  • Do the teaching teams meet weekly with administrators? What do they discuss?
  • Do teachers document the children’s work? Are there artifacts that keep track of children’s work and growth over time?

5. Tone — Do adults in the center listen to children and speak with respect at all times?
When visiting the center take note of how teachers listen and how they speak to children. Children need to hear their own thoughts, to process what is going on around them, and have time to contemplate. There should be a mix of engagement and auditory space throughout the day.
When teachers speak to children, they should use a natural voice. They shouldn’t speak too fast, loud, in angry tones, or silly voices. Young children should be treated like they have important ideas to share, and are competent, creative people with greatness inside them.
Teachers and administrators should speak to each other with respect, as children are impacted by emotions of adults around them.

On your tour ask the following question:

  • What is your approach to listening to children? Can you describe how teachers should talk to children?

It can be challenging to select your first center, as you entrust strangers with your most precious and incredible child. Ask as many questions as you can, call the Director and reconnect until you are comfortable. The center should teach and support the whole family and elevate the learning for everyone.

Renee Bock is a dedicated early childhood educator, who is currently the Educational Director at Explore+Discover, a social learning center in Manhattan that is dedicated to setting the standard for infant and toddler care and education. Renee has more than a decade of experience in the field and holds a Master’s in Early Childhood Education from Bank Street College in New York.

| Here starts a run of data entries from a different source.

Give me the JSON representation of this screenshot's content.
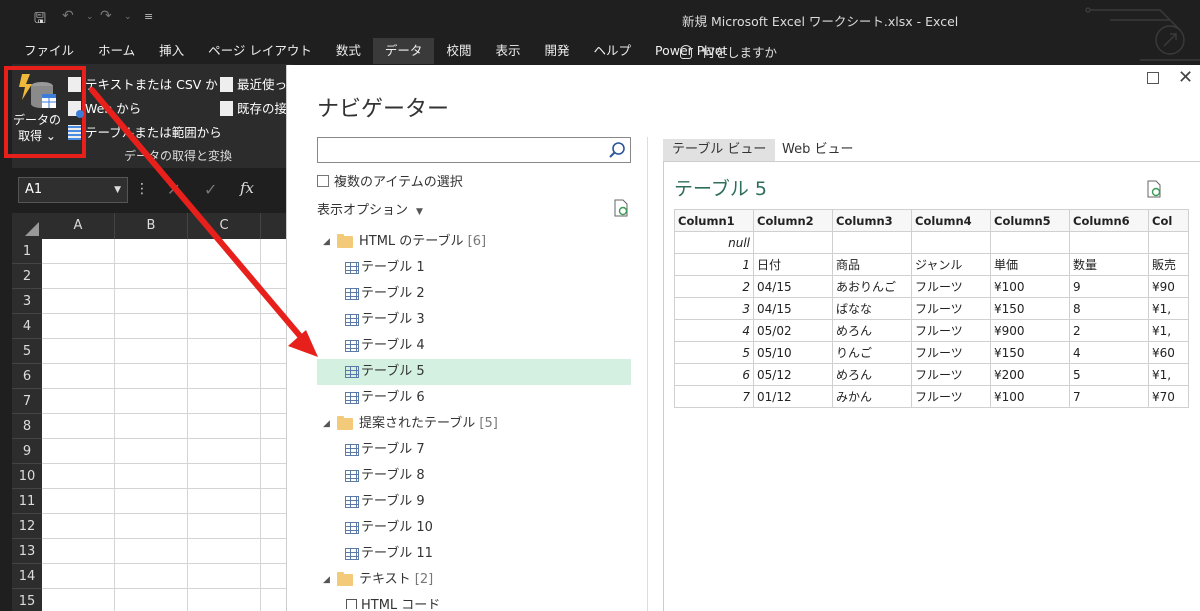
{
  "window": {
    "title": "新規 Microsoft Excel ワークシート.xlsx  -  Excel"
  },
  "qat": {
    "save_icon": "save-icon",
    "undo_icon": "undo-icon",
    "redo_icon": "redo-icon",
    "customize_icon": "customize-qat-icon"
  },
  "ribbon": {
    "tabs": [
      "ファイル",
      "ホーム",
      "挿入",
      "ページ レイアウト",
      "数式",
      "データ",
      "校閲",
      "表示",
      "開発",
      "ヘルプ",
      "Power Pivot"
    ],
    "active_tab": "データ",
    "tell_me": "何をしますか",
    "get_data_label": "データの\n取得 ⌄",
    "text_csv": "テキストまたは CSV から",
    "web": "Web から",
    "table_range": "テーブルまたは範囲から",
    "recent": "最近使った",
    "existing": "既存の接",
    "group_label": "データの取得と変換"
  },
  "formula_bar": {
    "name_box": "A1",
    "fx": "fx"
  },
  "grid": {
    "columns": [
      "A",
      "B",
      "C"
    ],
    "rows": [
      "1",
      "2",
      "3",
      "4",
      "5",
      "6",
      "7",
      "8",
      "9",
      "10",
      "11",
      "12",
      "13",
      "14",
      "15"
    ]
  },
  "navigator": {
    "title": "ナビゲーター",
    "search_placeholder": "",
    "multi_select": "複数のアイテムの選択",
    "display_options": "表示オプション",
    "tree": [
      {
        "type": "folder",
        "label": "HTML のテーブル",
        "count": "[6]"
      },
      {
        "type": "table",
        "label": "テーブル 1"
      },
      {
        "type": "table",
        "label": "テーブル 2"
      },
      {
        "type": "table",
        "label": "テーブル 3"
      },
      {
        "type": "table",
        "label": "テーブル 4"
      },
      {
        "type": "table",
        "label": "テーブル 5",
        "selected": true
      },
      {
        "type": "table",
        "label": "テーブル 6"
      },
      {
        "type": "folder",
        "label": "提案されたテーブル",
        "count": "[5]"
      },
      {
        "type": "table",
        "label": "テーブル 7"
      },
      {
        "type": "table",
        "label": "テーブル 8"
      },
      {
        "type": "table",
        "label": "テーブル 9"
      },
      {
        "type": "table",
        "label": "テーブル 10"
      },
      {
        "type": "table",
        "label": "テーブル 11"
      },
      {
        "type": "folder",
        "label": "テキスト",
        "count": "[2]"
      },
      {
        "type": "doc",
        "label": "HTML コード"
      }
    ],
    "tabs": {
      "table_view": "テーブル ビュー",
      "web_view": "Web ビュー"
    },
    "preview": {
      "title": "テーブル 5",
      "columns": [
        "Column1",
        "Column2",
        "Column3",
        "Column4",
        "Column5",
        "Column6",
        "Col"
      ],
      "rows": [
        [
          "null",
          "",
          "",
          "",
          "",
          "",
          ""
        ],
        [
          "1",
          "日付",
          "商品",
          "ジャンル",
          "単価",
          "数量",
          "販売"
        ],
        [
          "2",
          "04/15",
          "あおりんご",
          "フルーツ",
          "¥100",
          "9",
          "¥90"
        ],
        [
          "3",
          "04/15",
          "ばなな",
          "フルーツ",
          "¥150",
          "8",
          "¥1,"
        ],
        [
          "4",
          "05/02",
          "めろん",
          "フルーツ",
          "¥900",
          "2",
          "¥1,"
        ],
        [
          "5",
          "05/10",
          "りんご",
          "フルーツ",
          "¥150",
          "4",
          "¥60"
        ],
        [
          "6",
          "05/12",
          "めろん",
          "フルーツ",
          "¥200",
          "5",
          "¥1,"
        ],
        [
          "7",
          "01/12",
          "みかん",
          "フルーツ",
          "¥100",
          "7",
          "¥70"
        ]
      ]
    }
  },
  "colors": {
    "highlight": "#e8201c",
    "selected_row": "#d4f0e0",
    "preview_title": "#2e6e5c"
  }
}
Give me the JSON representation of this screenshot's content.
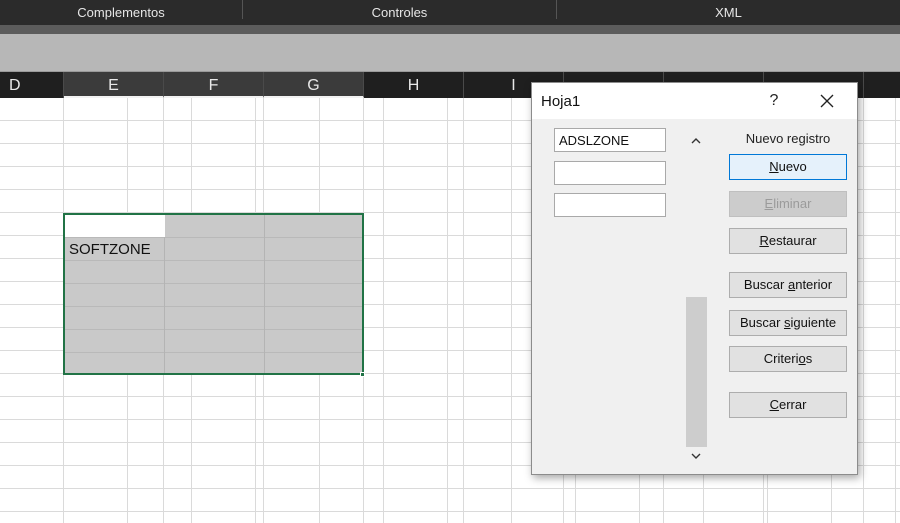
{
  "ribbon": {
    "groups": [
      "Complementos",
      "Controles",
      "XML"
    ]
  },
  "columns": [
    "D",
    "E",
    "F",
    "G",
    "H",
    "I"
  ],
  "selected_columns": [
    "E",
    "F",
    "G"
  ],
  "cells": {
    "e_active_value": "SOFTZONE"
  },
  "dialog": {
    "title": "Hoja1",
    "help_label": "?",
    "close_icon": "close-icon",
    "fields": [
      "ADSLZONE",
      "",
      ""
    ],
    "record_status": "Nuevo registro",
    "buttons": {
      "new": {
        "pre": "",
        "key": "N",
        "post": "uevo"
      },
      "delete": {
        "pre": "",
        "key": "E",
        "post": "liminar"
      },
      "restore": {
        "pre": "",
        "key": "R",
        "post": "estaurar"
      },
      "find_prev": {
        "pre": "Buscar ",
        "key": "a",
        "post": "nterior"
      },
      "find_next": {
        "pre": "Buscar ",
        "key": "s",
        "post": "iguiente"
      },
      "criteria": {
        "pre": "Criteri",
        "key": "o",
        "post": "s"
      },
      "close": {
        "pre": "",
        "key": "C",
        "post": "errar"
      }
    }
  },
  "colors": {
    "selection_border": "#217346",
    "primary_border": "#0078d7"
  }
}
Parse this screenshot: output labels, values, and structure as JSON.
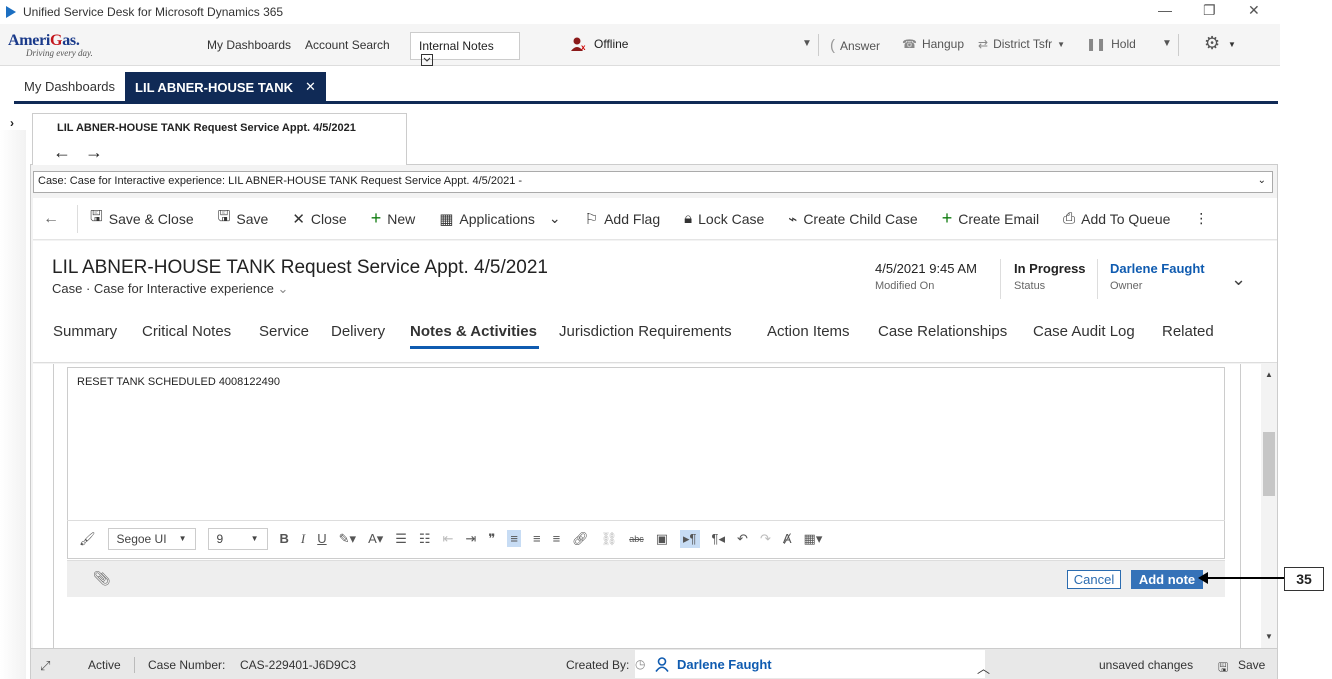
{
  "window": {
    "title": "Unified Service Desk for Microsoft Dynamics 365",
    "minimize": "—",
    "restore": "❐",
    "close": "✕"
  },
  "toolbar": {
    "brand_left": "Ameri",
    "brand_mid": "G",
    "brand_right": "as.",
    "tagline": "Driving every day.",
    "my_dashboards": "My Dashboards",
    "account_search": "Account Search",
    "internal_notes": "Internal Notes",
    "presence": "Offline",
    "answer": "Answer",
    "hangup": "Hangup",
    "district_tsfr": "District Tsfr",
    "hold": "Hold"
  },
  "session_tabs": {
    "dashboards": "My Dashboards",
    "active": "LIL ABNER-HOUSE TANK",
    "close": "✕"
  },
  "inner_tab": {
    "title": "LIL ABNER-HOUSE TANK  Request Service Appt. 4/5/2021"
  },
  "case_selector": "Case: Case for Interactive experience: LIL ABNER-HOUSE TANK Request Service Appt. 4/5/2021 -",
  "commands": {
    "save_close": "Save & Close",
    "save": "Save",
    "close": "Close",
    "new": "New",
    "applications": "Applications",
    "add_flag": "Add Flag",
    "lock_case": "Lock Case",
    "create_child_case": "Create Child Case",
    "create_email": "Create Email",
    "add_to_queue": "Add To Queue"
  },
  "record": {
    "title": "LIL ABNER-HOUSE TANK  Request Service Appt. 4/5/2021",
    "entity": "Case",
    "form": "Case for Interactive experience",
    "modified_on_value": "4/5/2021 9:45 AM",
    "modified_on_label": "Modified On",
    "status_value": "In Progress",
    "status_label": "Status",
    "owner_value": "Darlene Faught",
    "owner_label": "Owner"
  },
  "tabs": [
    "Summary",
    "Critical Notes",
    "Service",
    "Delivery",
    "Notes & Activities",
    "Jurisdiction Requirements",
    "Action Items",
    "Case Relationships",
    "Case Audit Log",
    "Related"
  ],
  "note": {
    "text": "RESET TANK SCHEDULED 4008122490",
    "font": "Segoe UI",
    "size": "9",
    "cancel": "Cancel",
    "add_note": "Add note"
  },
  "callout": "35",
  "footer": {
    "status": "Active",
    "case_number_label": "Case Number:",
    "case_number": "CAS-229401-J6D9C3",
    "created_by_label": "Created By:",
    "created_by": "Darlene Faught",
    "unsaved": "unsaved changes",
    "save": "Save"
  },
  "colors": {
    "session_tab": "#102a56",
    "link_blue": "#0f5bb0",
    "add_note_button": "#3572b8",
    "new_plus": "#107c10"
  }
}
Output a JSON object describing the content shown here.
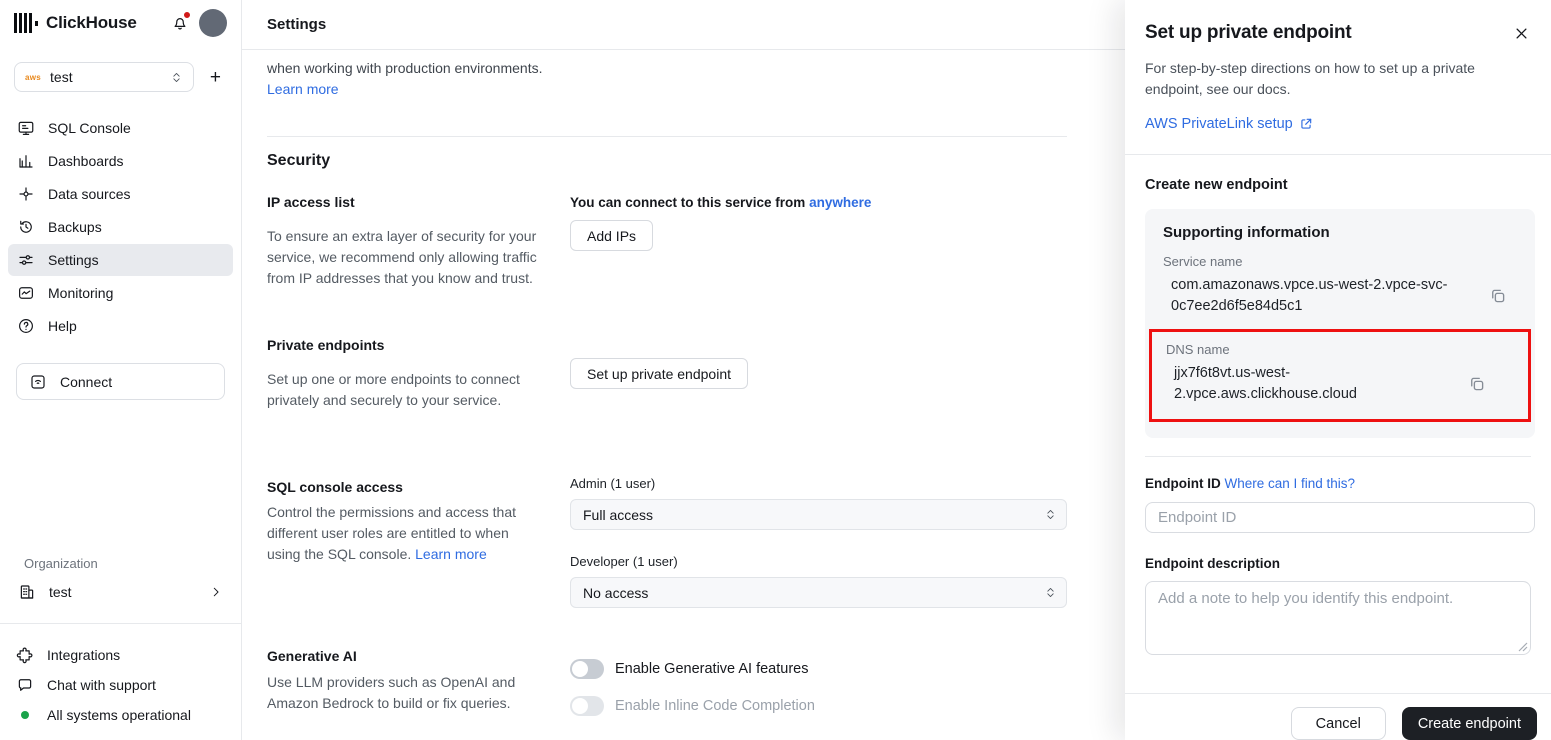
{
  "colors": {
    "accent": "#2f6ce1",
    "highlight_red": "#ee1111",
    "status_green": "#1aa34a"
  },
  "sidebar": {
    "brand": "ClickHouse",
    "service_selector": {
      "provider": "aws",
      "value": "test"
    },
    "nav": [
      {
        "label": "SQL Console"
      },
      {
        "label": "Dashboards"
      },
      {
        "label": "Data sources"
      },
      {
        "label": "Backups"
      },
      {
        "label": "Settings"
      },
      {
        "label": "Monitoring"
      },
      {
        "label": "Help"
      }
    ],
    "connect_label": "Connect",
    "organization_label": "Organization",
    "organization_name": "test",
    "footer": {
      "integrations": "Integrations",
      "chat": "Chat with support",
      "status": "All systems operational"
    }
  },
  "header": {
    "title": "Settings"
  },
  "main": {
    "intro": {
      "text": "when working with production environments.",
      "link": "Learn more"
    },
    "security_title": "Security",
    "ip_access": {
      "title": "IP access list",
      "body": "To ensure an extra layer of security for your service, we recommend only allowing traffic from IP addresses that you know and trust.",
      "connect_prefix": "You can connect to this service from",
      "connect_link": "anywhere",
      "add_ips_button": "Add IPs"
    },
    "private_endpoints": {
      "title": "Private endpoints",
      "body": "Set up one or more endpoints to connect privately and securely to your service.",
      "button": "Set up private endpoint"
    },
    "sql_access": {
      "title": "SQL console access",
      "body": "Control the permissions and access that different user roles are entitled to when using the SQL console.",
      "link": "Learn more",
      "admin_label": "Admin (1 user)",
      "admin_value": "Full access",
      "developer_label": "Developer (1 user)",
      "developer_value": "No access"
    },
    "generative_ai": {
      "title": "Generative AI",
      "body": "Use LLM providers such as OpenAI and Amazon Bedrock to build or fix queries.",
      "toggle_genai": "Enable Generative AI features",
      "toggle_inline": "Enable Inline Code Completion"
    }
  },
  "panel": {
    "title": "Set up private endpoint",
    "description": "For step-by-step directions on how to set up a private endpoint, see our docs.",
    "docs_link": "AWS PrivateLink setup",
    "create_heading": "Create new endpoint",
    "supporting_title": "Supporting information",
    "service_name_label": "Service name",
    "service_name_value": "com.amazonaws.vpce.us-west-2.vpce-svc-0c7ee2d6f5e84d5c1",
    "dns_label": "DNS name",
    "dns_value": "jjx7f6t8vt.us-west-2.vpce.aws.clickhouse.cloud",
    "endpoint_id_label": "Endpoint ID",
    "endpoint_id_help": "Where can I find this?",
    "endpoint_id_placeholder": "Endpoint ID",
    "description_label": "Endpoint description",
    "description_placeholder": "Add a note to help you identify this endpoint.",
    "cancel_button": "Cancel",
    "create_button": "Create endpoint"
  }
}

In her present position, she is helping Explore+Discover open the first of 27 New York City centers focused on children from 3 months to two years old. She can be reach at Renee@K3Learn.com.